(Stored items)
● ● ●

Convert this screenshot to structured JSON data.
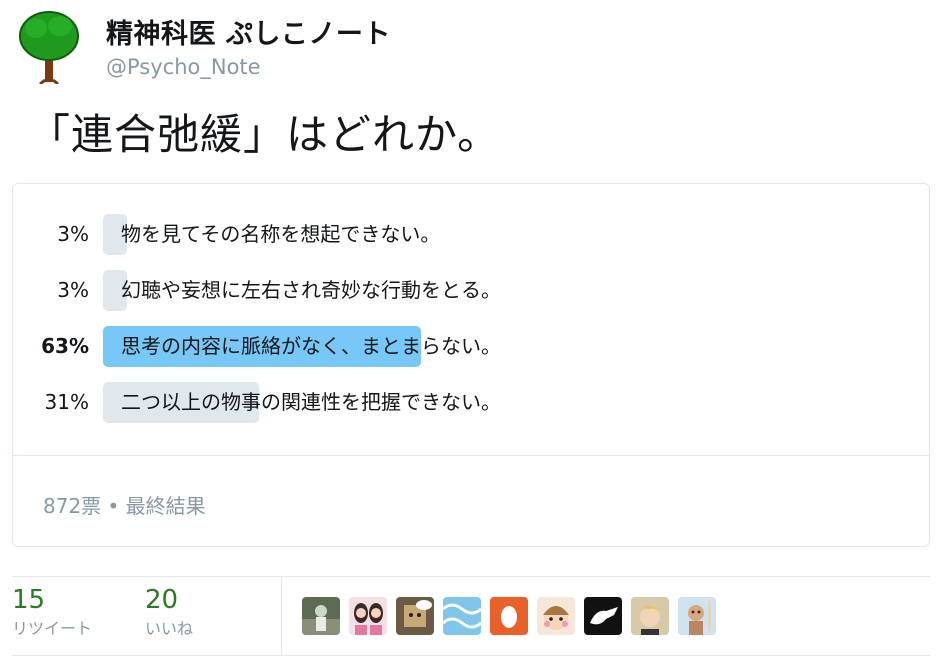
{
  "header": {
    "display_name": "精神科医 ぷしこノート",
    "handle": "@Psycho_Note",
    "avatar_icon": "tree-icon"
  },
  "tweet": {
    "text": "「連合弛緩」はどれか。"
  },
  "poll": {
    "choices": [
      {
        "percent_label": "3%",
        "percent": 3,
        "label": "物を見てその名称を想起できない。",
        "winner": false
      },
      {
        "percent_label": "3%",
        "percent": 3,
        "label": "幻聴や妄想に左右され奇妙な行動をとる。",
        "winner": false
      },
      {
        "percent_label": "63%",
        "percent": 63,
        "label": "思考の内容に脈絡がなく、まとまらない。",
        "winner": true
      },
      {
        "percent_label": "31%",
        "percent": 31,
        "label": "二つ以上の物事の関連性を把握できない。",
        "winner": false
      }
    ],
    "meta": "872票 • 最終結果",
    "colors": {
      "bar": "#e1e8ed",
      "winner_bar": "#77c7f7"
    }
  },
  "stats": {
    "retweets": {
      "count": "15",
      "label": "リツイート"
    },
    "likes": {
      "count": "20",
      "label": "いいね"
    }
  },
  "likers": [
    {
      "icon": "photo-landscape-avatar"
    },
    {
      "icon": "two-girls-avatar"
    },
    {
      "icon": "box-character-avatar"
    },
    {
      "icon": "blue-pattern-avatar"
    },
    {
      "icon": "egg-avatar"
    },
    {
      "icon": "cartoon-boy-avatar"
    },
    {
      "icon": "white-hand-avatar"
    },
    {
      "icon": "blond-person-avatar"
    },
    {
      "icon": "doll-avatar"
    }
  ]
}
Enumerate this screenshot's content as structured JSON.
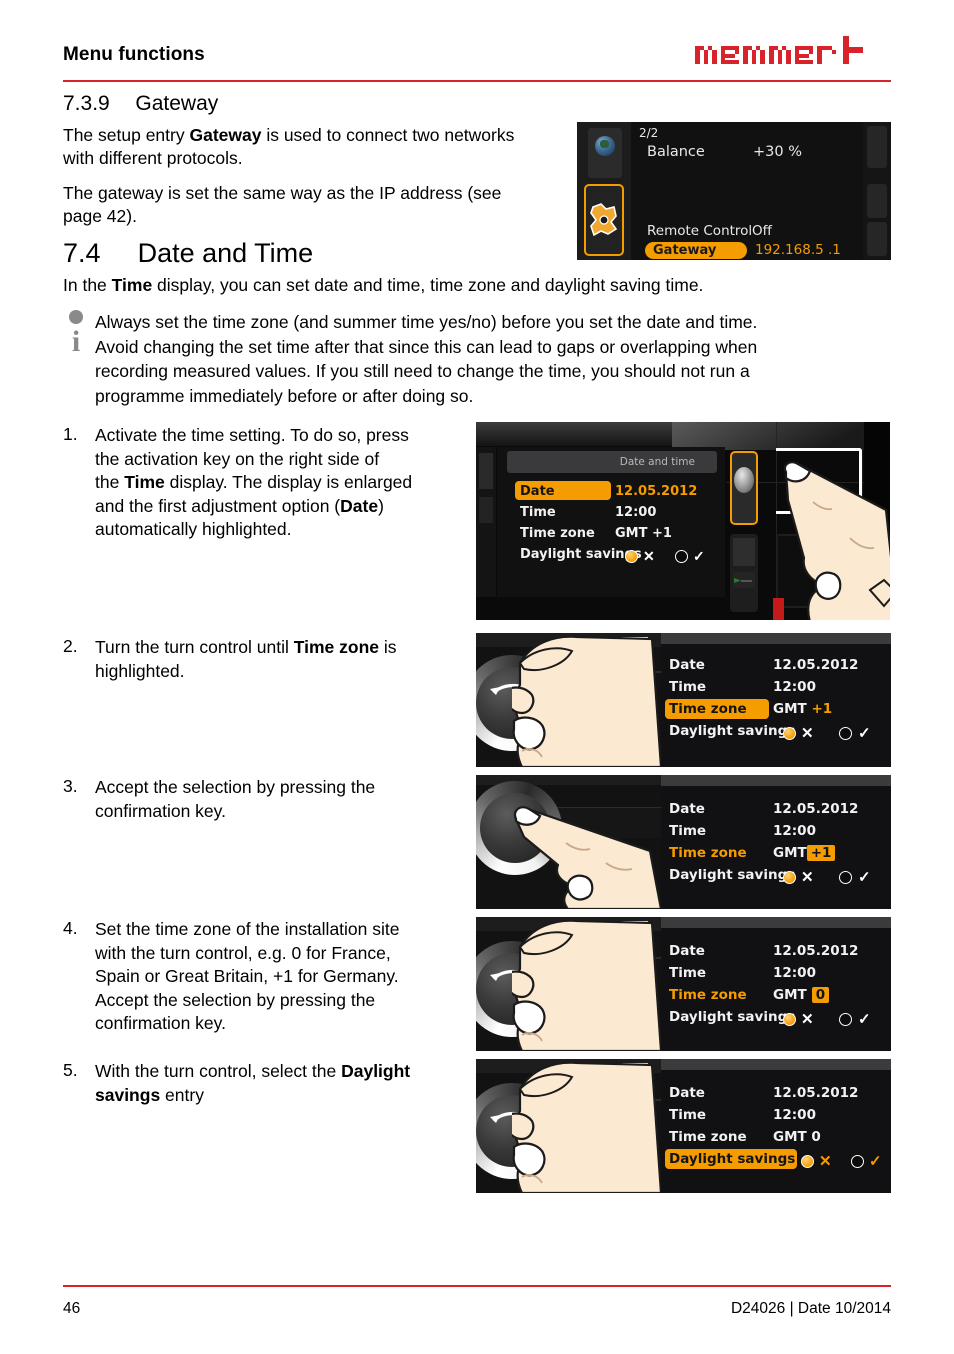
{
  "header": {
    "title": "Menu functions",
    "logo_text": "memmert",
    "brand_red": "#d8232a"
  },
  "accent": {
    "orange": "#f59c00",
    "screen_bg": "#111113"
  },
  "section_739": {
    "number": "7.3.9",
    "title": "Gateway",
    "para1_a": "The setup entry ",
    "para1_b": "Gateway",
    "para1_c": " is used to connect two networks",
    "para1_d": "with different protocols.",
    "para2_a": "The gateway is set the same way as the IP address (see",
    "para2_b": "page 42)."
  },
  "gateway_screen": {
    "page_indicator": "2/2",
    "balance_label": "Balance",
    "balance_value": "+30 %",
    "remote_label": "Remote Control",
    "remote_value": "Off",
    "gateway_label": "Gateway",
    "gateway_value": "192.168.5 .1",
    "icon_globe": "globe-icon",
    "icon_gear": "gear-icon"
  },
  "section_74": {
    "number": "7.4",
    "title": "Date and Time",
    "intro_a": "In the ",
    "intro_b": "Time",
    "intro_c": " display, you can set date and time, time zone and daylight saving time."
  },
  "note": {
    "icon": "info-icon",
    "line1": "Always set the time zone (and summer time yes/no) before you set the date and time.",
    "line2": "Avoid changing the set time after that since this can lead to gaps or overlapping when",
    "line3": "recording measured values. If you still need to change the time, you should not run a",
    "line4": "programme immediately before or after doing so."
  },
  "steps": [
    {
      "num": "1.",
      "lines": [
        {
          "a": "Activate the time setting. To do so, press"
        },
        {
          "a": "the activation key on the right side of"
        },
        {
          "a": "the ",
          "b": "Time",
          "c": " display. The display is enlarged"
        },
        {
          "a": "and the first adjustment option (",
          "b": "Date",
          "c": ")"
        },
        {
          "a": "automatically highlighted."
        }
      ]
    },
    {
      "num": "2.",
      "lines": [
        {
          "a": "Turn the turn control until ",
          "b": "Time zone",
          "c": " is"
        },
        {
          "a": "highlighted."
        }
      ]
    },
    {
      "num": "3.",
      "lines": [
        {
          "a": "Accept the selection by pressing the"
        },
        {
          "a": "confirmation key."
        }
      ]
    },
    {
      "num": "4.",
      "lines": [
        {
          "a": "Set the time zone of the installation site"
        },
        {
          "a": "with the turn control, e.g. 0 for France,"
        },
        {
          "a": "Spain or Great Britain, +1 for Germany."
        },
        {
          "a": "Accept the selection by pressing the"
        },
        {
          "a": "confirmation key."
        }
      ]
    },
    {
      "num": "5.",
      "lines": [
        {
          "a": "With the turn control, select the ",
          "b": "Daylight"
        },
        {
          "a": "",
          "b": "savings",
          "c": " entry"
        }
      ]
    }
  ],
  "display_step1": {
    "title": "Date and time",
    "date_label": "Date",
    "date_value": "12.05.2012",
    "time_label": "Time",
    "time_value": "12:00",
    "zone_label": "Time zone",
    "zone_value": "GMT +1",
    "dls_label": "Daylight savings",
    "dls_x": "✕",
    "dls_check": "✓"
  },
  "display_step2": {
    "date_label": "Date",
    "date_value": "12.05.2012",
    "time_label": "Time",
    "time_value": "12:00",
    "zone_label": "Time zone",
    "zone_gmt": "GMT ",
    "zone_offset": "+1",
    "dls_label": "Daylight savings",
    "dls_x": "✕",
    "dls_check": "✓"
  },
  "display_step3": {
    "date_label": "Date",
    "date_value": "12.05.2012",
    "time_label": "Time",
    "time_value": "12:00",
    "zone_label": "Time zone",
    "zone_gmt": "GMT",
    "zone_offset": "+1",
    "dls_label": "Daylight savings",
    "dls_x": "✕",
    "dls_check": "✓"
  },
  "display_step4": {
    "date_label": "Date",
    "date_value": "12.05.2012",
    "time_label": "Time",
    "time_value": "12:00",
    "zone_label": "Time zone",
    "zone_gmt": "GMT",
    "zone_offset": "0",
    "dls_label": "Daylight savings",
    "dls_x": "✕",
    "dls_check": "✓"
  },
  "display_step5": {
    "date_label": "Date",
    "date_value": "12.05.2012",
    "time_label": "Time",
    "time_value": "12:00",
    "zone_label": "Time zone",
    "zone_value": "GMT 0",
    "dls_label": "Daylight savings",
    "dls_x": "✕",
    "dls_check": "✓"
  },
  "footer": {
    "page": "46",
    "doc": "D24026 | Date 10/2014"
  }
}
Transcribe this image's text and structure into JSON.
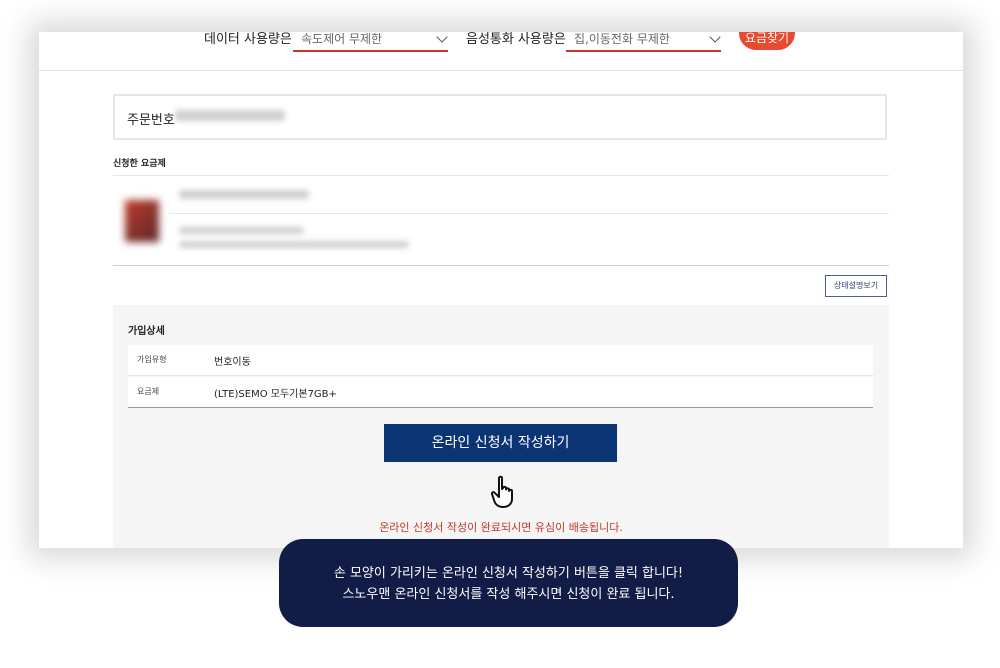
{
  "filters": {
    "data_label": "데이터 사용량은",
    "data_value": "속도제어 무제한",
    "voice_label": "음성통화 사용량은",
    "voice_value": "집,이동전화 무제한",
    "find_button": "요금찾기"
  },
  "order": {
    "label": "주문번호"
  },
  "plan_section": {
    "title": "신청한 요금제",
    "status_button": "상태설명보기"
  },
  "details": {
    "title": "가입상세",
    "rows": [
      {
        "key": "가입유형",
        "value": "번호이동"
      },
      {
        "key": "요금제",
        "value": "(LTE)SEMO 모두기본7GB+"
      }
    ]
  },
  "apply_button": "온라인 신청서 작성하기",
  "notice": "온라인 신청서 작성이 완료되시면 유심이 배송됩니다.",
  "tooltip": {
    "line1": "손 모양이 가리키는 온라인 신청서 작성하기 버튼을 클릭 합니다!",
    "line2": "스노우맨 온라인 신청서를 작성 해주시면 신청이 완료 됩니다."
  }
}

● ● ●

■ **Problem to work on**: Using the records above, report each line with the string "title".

■ **Result of the exercise**:
    "title": "Menu functions",
    "title": "Gateway",
    "title": "Date and Time",
    "title": "Date and time",
    "title": "신청한 요금제",
    "title": "가입상세",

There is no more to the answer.